In American culture, we have few words or concepts to help mothers grieve their lost children who were not fully formed. Perhaps we can adopt the concepts of mizuko and jizo, just as some Japanese women have adopted Pele.

Where to Eat After Volcano Watching on Hawaii Island

You’re watching Kilauea volcano erupt in Kalapana near the new vent, Pu’u O’o. The sunset was glorious, and the evening lava show is spectacular. You’ve taken all the pictures you can, and you’ve oo’ed and aw’ed until your parched. Now your stomach starts to growl, and you realize it’s well after 8 PM. Where to go for dinner?

At 45-minutes away, Hilo is too far to make it in time for dinner (unless you’re willing to eat at Ken’s house of Pancakes again). The sidewalk there rolls up promptly at 9 PM. So Hilo is out. What else is there?

Pahoa is the answer. At 15 minutes away, you can make it in time for the last seating at any one of three good options.

  1. Ning’s Thai Cuisine
    –Ning’s is fresh and inexpensive. They use local produce in many of their dishes, including their summer rolls, which were packed with fresh basil and mint. No bar or alcohol service, but you can BYO. If you don’t have anything to drink in the car, there is a 7-11 down the street that offers a basic selection of beer and wine coolers. Ning’s is not fancy, but it’s deliciously inexpensive. We had a 3-course dinner for four after volcano watching and got out for about $50, including tip. On a Saturday night, they stayed open until 10 pm.
  2. Kaleo’s Bar & Grill
    –Kaleo’s is a relative newcomer in Pahoa town. They offer Pacific Rim and island fare as well as what you would expect from a bar and grill. Their list of appetizers includes blackened ahi sashmi and deep-fried mozzarella. Entree prices range from about $15-$35. They offer a full bar and wine menu, but they close promptly at 9 pm.
  3. Luquin’s Mexican Restaurant
    –Luquin’s has been around Pahoa for years, and it remains the best place in town for a cold beer, chips and salsa, which sounds divine after a few parched hours on hot lava blacktop. Their food is not what I would describe as authentic Mexican, but it’s good enough. Anyway, you can’t go too wrong with cheese, sauce, meat and tortillas. Dinner for four with two rounds of drinks and tip was $100. They serve food until 10 pm, but stay open later for drinks.

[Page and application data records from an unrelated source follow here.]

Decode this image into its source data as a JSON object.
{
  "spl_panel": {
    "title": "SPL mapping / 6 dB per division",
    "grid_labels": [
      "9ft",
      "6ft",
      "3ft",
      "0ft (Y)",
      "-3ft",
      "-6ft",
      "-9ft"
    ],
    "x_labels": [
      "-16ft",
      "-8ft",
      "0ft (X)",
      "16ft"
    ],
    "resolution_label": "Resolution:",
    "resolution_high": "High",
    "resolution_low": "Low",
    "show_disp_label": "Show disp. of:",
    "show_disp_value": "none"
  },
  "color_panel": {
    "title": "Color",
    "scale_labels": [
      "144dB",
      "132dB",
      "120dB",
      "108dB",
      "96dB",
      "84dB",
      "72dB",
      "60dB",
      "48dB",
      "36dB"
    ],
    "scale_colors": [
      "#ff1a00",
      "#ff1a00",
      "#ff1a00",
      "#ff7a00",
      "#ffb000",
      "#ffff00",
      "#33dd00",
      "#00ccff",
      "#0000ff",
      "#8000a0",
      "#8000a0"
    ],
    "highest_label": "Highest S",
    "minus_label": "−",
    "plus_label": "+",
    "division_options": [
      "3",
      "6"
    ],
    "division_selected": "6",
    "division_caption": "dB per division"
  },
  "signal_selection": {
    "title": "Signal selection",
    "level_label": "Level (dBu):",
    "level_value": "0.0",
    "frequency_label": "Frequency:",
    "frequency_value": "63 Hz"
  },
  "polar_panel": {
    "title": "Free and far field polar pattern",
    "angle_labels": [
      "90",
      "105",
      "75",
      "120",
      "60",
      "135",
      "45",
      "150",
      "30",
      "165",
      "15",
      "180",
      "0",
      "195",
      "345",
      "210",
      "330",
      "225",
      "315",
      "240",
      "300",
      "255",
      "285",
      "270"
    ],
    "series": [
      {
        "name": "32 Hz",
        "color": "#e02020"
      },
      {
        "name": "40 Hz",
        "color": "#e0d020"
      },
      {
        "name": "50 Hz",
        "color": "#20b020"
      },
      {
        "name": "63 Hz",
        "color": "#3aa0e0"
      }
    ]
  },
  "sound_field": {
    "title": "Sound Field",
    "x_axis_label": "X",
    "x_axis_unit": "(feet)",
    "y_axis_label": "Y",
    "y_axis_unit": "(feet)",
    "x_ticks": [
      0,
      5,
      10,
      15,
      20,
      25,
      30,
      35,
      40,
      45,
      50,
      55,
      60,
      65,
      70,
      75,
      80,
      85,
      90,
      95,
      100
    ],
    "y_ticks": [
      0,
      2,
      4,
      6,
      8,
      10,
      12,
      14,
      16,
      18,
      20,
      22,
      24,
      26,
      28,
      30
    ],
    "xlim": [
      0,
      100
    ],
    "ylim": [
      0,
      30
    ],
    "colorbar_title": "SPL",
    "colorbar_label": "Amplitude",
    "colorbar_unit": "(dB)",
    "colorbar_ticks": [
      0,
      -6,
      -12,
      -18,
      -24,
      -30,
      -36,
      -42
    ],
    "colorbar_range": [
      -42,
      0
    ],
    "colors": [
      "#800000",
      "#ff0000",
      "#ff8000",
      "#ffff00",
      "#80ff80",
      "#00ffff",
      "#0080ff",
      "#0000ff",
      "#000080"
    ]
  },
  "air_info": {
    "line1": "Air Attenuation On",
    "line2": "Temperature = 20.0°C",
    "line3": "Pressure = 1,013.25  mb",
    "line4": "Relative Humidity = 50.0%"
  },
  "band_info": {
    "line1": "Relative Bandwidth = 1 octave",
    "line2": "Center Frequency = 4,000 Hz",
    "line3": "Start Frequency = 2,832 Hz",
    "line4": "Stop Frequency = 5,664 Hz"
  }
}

Service Details:

Ning’s Thai Cuisine

15-2955 Pahoa Rd
Pahoa, HI 96778
(808) 965-7611

Kaleo’s Bar & Grill

15-2969 Pahoa Village Rd
Pahoa, HI 96778
(808) 965-5634

Luquin’s Mexican Restaurant

Pahoa Rd (Across from Ning’s)
Pahoa, HI 96778
(808) 965-9990